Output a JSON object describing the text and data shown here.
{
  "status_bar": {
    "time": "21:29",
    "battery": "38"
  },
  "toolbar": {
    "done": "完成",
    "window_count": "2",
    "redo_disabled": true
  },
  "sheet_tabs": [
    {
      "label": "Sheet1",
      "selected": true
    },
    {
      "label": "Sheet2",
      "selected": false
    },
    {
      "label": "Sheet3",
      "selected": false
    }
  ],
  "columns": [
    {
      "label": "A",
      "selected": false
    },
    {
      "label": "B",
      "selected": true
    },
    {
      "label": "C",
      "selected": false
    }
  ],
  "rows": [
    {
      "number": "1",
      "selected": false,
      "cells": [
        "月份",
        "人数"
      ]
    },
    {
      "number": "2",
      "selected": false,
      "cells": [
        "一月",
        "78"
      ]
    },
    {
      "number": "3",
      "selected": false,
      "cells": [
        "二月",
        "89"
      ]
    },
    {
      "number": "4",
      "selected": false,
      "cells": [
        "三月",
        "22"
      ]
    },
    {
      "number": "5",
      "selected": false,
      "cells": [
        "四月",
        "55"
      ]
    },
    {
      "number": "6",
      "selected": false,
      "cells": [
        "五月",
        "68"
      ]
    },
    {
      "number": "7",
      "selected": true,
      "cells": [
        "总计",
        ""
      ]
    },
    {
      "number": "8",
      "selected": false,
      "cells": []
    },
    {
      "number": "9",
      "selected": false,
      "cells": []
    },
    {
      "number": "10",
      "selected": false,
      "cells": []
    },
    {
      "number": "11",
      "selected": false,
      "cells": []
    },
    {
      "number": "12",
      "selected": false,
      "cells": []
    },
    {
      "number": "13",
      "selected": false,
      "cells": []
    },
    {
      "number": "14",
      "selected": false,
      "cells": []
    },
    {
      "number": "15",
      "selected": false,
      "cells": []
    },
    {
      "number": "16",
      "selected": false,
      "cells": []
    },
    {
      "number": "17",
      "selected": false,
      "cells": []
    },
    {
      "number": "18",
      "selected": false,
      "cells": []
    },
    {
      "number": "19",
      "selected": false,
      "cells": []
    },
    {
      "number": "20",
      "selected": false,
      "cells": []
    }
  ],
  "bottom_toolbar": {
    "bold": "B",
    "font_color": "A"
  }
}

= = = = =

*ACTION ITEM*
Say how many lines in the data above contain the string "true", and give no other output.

*ANSWER FOR THE TASK*
4